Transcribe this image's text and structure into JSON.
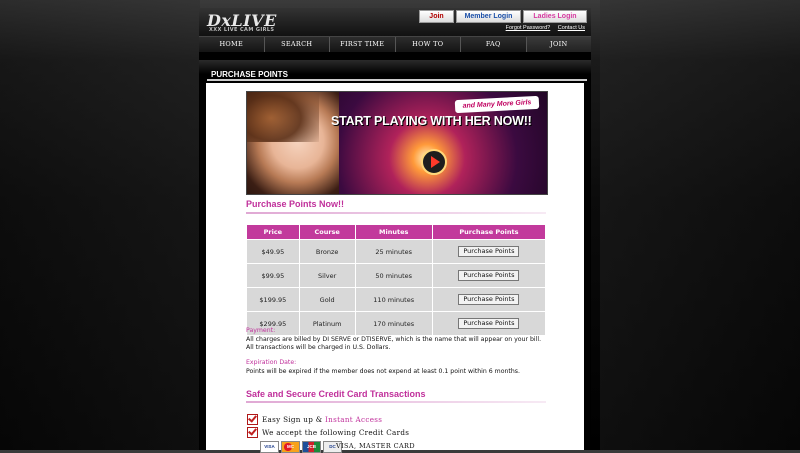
{
  "header": {
    "logo": "DxLIVE",
    "tagline": "XXX LIVE CAM GIRLS",
    "join_button": "Join",
    "member_login_button": "Member Login",
    "ladies_login_button": "Ladies Login",
    "forgot_password": "Forgot Password?",
    "contact_us": "Contact Us"
  },
  "nav": {
    "items": [
      "HOME",
      "SEARCH",
      "FIRST TIME",
      "HOW TO",
      "FAQ",
      "JOIN"
    ]
  },
  "page": {
    "title": "PURCHASE POINTS"
  },
  "banner": {
    "tag": "and Many More Girls",
    "headline": "START PLAYING WITH HER NOW!!"
  },
  "purchase": {
    "heading": "Purchase Points Now!!",
    "columns": [
      "Price",
      "Course",
      "Minutes",
      "Purchase Points"
    ],
    "rows": [
      {
        "price": "$49.95",
        "course": "Bronze",
        "minutes": "25 minutes",
        "button": "Purchase Points"
      },
      {
        "price": "$99.95",
        "course": "Silver",
        "minutes": "50 minutes",
        "button": "Purchase Points"
      },
      {
        "price": "$199.95",
        "course": "Gold",
        "minutes": "110 minutes",
        "button": "Purchase Points"
      },
      {
        "price": "$299.95",
        "course": "Platinum",
        "minutes": "170 minutes",
        "button": "Purchase Points"
      }
    ]
  },
  "payment": {
    "label": "Payment:",
    "line1": "All charges are billed by DI SERVE or DTISERVE, which is the name that will appear on your bill.",
    "line2": "All transactions will be charged in U.S. Dollars."
  },
  "expiration": {
    "label": "Expiration Date:",
    "text": "Points will be expired if the member does not expend at least 0.1 point within 6 months."
  },
  "secure": {
    "heading": "Safe and Secure Credit Card Transactions",
    "feature1_a": "Easy Sign up & ",
    "feature1_b": "Instant Access",
    "feature2": "We accept the following Credit Cards",
    "cards": [
      "VISA",
      "MC",
      "JCB",
      "DC"
    ],
    "cards_text": "VISA, MASTER CARD"
  },
  "colors": {
    "accent": "#c0309b",
    "table_header": "#c23a9c",
    "table_cell": "#d8d8d8"
  }
}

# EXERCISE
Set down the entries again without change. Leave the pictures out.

# FINISHED EXERCISE
Transcribe this image's text and structure into JSON.
{
  "header": {
    "logo": "DxLIVE",
    "tagline": "XXX LIVE CAM GIRLS",
    "join_button": "Join",
    "member_login_button": "Member Login",
    "ladies_login_button": "Ladies Login",
    "forgot_password": "Forgot Password?",
    "contact_us": "Contact Us"
  },
  "nav": {
    "items": [
      "HOME",
      "SEARCH",
      "FIRST TIME",
      "HOW TO",
      "FAQ",
      "JOIN"
    ]
  },
  "page": {
    "title": "PURCHASE POINTS"
  },
  "banner": {
    "tag": "and Many More Girls",
    "headline": "START PLAYING WITH HER NOW!!"
  },
  "purchase": {
    "heading": "Purchase Points Now!!",
    "columns": [
      "Price",
      "Course",
      "Minutes",
      "Purchase Points"
    ],
    "rows": [
      {
        "price": "$49.95",
        "course": "Bronze",
        "minutes": "25 minutes",
        "button": "Purchase Points"
      },
      {
        "price": "$99.95",
        "course": "Silver",
        "minutes": "50 minutes",
        "button": "Purchase Points"
      },
      {
        "price": "$199.95",
        "course": "Gold",
        "minutes": "110 minutes",
        "button": "Purchase Points"
      },
      {
        "price": "$299.95",
        "course": "Platinum",
        "minutes": "170 minutes",
        "button": "Purchase Points"
      }
    ]
  },
  "payment": {
    "label": "Payment:",
    "line1": "All charges are billed by DI SERVE or DTISERVE, which is the name that will appear on your bill.",
    "line2": "All transactions will be charged in U.S. Dollars."
  },
  "expiration": {
    "label": "Expiration Date:",
    "text": "Points will be expired if the member does not expend at least 0.1 point within 6 months."
  },
  "secure": {
    "heading": "Safe and Secure Credit Card Transactions",
    "feature1_a": "Easy Sign up & ",
    "feature1_b": "Instant Access",
    "feature2": "We accept the following Credit Cards",
    "cards": [
      "VISA",
      "MC",
      "JCB",
      "DC"
    ],
    "cards_text": "VISA, MASTER CARD"
  },
  "colors": {
    "accent": "#c0309b",
    "table_header": "#c23a9c",
    "table_cell": "#d8d8d8"
  }
}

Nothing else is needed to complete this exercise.